**WHAT TO WORK ON**
What lines of the data below hold the string "with"? Copy each one.

**MATERIAL FOR THIS EXERCISE**

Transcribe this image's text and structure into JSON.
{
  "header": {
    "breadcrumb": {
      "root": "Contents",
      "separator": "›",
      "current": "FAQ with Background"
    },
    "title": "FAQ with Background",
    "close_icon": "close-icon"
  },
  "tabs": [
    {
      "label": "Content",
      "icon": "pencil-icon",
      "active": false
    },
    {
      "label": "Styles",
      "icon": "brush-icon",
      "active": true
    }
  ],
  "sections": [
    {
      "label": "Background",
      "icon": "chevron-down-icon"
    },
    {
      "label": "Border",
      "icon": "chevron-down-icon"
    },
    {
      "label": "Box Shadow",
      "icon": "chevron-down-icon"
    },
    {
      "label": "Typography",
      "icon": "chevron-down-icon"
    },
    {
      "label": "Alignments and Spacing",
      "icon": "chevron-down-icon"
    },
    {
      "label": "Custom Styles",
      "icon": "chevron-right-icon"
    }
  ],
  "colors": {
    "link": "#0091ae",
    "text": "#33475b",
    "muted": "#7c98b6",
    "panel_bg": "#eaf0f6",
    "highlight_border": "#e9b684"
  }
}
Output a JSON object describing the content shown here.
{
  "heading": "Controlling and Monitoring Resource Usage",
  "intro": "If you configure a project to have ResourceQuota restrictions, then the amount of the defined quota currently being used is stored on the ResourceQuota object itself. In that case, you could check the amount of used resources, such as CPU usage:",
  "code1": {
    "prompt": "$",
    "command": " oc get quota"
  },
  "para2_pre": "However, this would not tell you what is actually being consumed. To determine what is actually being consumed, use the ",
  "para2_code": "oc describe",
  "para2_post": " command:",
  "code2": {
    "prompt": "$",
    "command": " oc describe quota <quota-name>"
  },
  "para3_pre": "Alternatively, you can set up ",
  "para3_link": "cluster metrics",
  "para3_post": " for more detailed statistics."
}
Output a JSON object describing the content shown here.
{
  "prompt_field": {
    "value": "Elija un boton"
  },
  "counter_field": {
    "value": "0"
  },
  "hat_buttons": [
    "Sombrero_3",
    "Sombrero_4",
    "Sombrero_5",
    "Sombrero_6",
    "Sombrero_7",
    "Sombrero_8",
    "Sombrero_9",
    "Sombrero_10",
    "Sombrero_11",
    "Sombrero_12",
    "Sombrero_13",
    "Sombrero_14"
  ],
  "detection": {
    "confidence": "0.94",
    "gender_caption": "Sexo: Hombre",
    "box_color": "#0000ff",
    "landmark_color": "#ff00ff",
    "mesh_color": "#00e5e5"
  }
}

**TASK SOLUTION**
      "current": "FAQ with Background"
    "title": "FAQ with Background",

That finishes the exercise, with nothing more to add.